While I'm not sure how others will take you suggestions, I appreciate them
very much, as an American, as one given to habitually parlaying a small
amount (or no) in depth knowledge and a large helping of 'righteous'
indignation into a fervently stated "principled position". I still think
that the greatest virtue of the scholar or intellectual is humility,
something I know I have far too little of. The only segue I can make into
EBHC is that this same virtue of humility was the one that I'd hoped to be
in greatest supply at our conference in Palermo; a conference I was unable
to attend due to events which have ultimately given rise to our current
From: Osher Doctorow [mailto:[log in to unmask]]
Sent: Friday, November 02, 2001 11:15 AM
To: [log in to unmask]
Subject: Suggestions for Educating Health/Science People
From: Osher Doctorow [log in to unmask], Fri. Nov. 2, 2001 8:07AM
My wife and I have Ph.D. Degrees. She is a licensed clinical psychologist
(over 30 years in practice), I am a college teacher in mathematics including
mathematical probability/statistics, mathematical physics, mathematical
models in life/biological sciences, etc.
Based on the types of email which I have seen on EBH over the last few
weeks, I would suggest that education of health and life science people in
both the USA and UK could be considerably improved below the level of M.D.
1. Considerably more course work in ethics related to these fields is very
probably needed, including not just restriction to one person in one field
(e.g. Chomsky) but a wide range of people specializing in the philosophy of
ethics - which is where the proper study of ethics is located, not in the
deep structure theory of languages or in the platform of renowned
non-philosophers who travel around the world lecturing with anti-Western or
2. Considerably more course work in psychology should be required.

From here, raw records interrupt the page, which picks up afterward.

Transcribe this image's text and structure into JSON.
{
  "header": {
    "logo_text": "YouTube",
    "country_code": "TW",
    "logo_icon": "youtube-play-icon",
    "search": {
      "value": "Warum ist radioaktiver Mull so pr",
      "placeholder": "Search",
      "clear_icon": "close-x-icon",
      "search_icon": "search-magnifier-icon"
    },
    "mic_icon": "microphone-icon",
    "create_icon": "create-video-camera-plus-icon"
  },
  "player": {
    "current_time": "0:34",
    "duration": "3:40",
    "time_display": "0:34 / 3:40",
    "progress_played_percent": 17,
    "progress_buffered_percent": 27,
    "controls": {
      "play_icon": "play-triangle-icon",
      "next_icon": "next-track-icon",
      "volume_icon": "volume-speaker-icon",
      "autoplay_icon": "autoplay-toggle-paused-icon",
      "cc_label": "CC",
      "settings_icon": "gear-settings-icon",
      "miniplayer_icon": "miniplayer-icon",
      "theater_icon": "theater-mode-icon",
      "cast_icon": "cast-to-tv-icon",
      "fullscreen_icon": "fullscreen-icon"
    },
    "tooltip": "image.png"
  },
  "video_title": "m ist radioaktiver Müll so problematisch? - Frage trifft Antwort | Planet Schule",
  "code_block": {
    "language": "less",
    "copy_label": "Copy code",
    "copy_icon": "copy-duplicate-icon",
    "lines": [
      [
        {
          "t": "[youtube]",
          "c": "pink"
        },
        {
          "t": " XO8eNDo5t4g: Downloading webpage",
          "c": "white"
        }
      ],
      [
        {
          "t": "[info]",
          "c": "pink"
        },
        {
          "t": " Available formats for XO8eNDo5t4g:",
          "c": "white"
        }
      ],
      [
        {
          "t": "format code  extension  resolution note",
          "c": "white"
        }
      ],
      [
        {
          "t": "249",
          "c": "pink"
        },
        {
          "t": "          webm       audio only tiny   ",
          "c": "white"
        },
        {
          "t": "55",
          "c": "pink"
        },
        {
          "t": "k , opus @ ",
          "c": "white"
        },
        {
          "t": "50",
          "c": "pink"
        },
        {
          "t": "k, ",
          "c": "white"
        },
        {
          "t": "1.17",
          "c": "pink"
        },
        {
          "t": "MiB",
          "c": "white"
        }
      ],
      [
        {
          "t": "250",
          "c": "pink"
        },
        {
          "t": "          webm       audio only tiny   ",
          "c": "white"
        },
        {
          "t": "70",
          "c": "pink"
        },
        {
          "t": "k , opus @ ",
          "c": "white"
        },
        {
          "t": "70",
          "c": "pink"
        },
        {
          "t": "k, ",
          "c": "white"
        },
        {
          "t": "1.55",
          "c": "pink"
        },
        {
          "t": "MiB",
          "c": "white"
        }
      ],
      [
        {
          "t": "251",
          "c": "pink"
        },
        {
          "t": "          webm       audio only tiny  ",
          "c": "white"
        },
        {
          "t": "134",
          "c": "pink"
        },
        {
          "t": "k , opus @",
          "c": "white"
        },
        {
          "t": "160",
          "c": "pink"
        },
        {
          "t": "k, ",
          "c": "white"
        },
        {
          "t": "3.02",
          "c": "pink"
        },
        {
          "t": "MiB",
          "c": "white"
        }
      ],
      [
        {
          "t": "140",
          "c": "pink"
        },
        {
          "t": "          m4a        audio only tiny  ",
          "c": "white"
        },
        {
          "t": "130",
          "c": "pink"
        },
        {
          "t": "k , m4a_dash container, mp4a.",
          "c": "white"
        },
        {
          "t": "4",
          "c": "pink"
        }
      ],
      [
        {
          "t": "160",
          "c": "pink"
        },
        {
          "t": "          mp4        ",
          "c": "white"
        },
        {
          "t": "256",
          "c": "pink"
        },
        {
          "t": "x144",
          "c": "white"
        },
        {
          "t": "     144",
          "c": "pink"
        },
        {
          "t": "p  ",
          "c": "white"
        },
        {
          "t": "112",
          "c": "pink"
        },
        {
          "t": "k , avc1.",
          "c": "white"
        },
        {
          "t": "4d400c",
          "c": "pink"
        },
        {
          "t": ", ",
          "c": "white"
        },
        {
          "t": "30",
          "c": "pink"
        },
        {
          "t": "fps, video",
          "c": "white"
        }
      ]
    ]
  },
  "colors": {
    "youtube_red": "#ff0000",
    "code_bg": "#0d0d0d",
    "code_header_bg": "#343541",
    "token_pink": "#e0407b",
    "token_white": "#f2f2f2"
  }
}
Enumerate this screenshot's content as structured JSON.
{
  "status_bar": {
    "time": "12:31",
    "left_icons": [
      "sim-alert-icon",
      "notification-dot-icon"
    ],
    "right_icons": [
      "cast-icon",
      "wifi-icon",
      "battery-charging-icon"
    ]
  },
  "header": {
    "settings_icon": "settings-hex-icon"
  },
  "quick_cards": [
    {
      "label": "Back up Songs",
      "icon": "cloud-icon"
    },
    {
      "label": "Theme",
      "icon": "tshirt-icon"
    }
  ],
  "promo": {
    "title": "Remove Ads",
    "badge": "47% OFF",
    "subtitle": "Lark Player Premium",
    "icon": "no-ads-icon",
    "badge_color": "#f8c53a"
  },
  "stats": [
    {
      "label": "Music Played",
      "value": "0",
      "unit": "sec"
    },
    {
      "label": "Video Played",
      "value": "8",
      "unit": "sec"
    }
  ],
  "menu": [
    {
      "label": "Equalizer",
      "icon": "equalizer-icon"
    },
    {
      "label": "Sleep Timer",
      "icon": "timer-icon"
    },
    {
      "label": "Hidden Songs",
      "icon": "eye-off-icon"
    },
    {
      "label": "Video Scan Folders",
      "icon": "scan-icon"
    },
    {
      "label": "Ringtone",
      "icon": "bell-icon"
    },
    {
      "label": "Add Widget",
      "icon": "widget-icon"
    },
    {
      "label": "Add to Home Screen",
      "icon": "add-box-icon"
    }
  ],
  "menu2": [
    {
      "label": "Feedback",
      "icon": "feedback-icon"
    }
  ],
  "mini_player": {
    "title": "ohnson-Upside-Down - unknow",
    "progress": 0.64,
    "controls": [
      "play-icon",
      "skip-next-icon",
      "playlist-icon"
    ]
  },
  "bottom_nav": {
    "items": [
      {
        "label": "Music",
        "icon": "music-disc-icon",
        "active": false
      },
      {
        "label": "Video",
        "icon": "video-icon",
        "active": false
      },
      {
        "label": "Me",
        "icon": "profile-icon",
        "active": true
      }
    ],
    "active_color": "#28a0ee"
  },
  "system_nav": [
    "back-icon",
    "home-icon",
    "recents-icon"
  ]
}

Great
Britain has always prided itself on having a less emotionally wild legal
system than the USA (solicitors, barristers compared to the Anatomy of a
Murder or Chicago Gangster dramatics that often are allowed in USA
courtrooms), and that seems to hold for British physics and mathematics, but
in health and related sciences it seems that wild emotionality remains to be
monitored and analyzed (self-analyzed too). I would put suggestions 1 and
2 at the top of educating suggestions in these fields.
3. Imitation and worship of Great Heroes appears to be of epidemic
proportions among many health professionals, and his indicates to me that a
course in Creative Genius versus Ingenious Imitation or Ingenious Followers
would be extremely useful. Creative Geniuses in science, mathematics, art,
music, architecture, literature, philosophy for example do not generally
worship Great Heroes of the past - they learn the best of the past and then
rebel against the errors of the past, and they (a) CREATE, (b) are ahead of
their times by years and sometimes hundreds of years, not just one step
ahead (unlike imitators).
These are my three suggestions for now. If I think of any more, I will post
them. I want to thank the negative and ignorant people for inspiring these
suggestions, although this has a vague analogy to thanking Hitler for
showing us the depths to which human depravity can sink.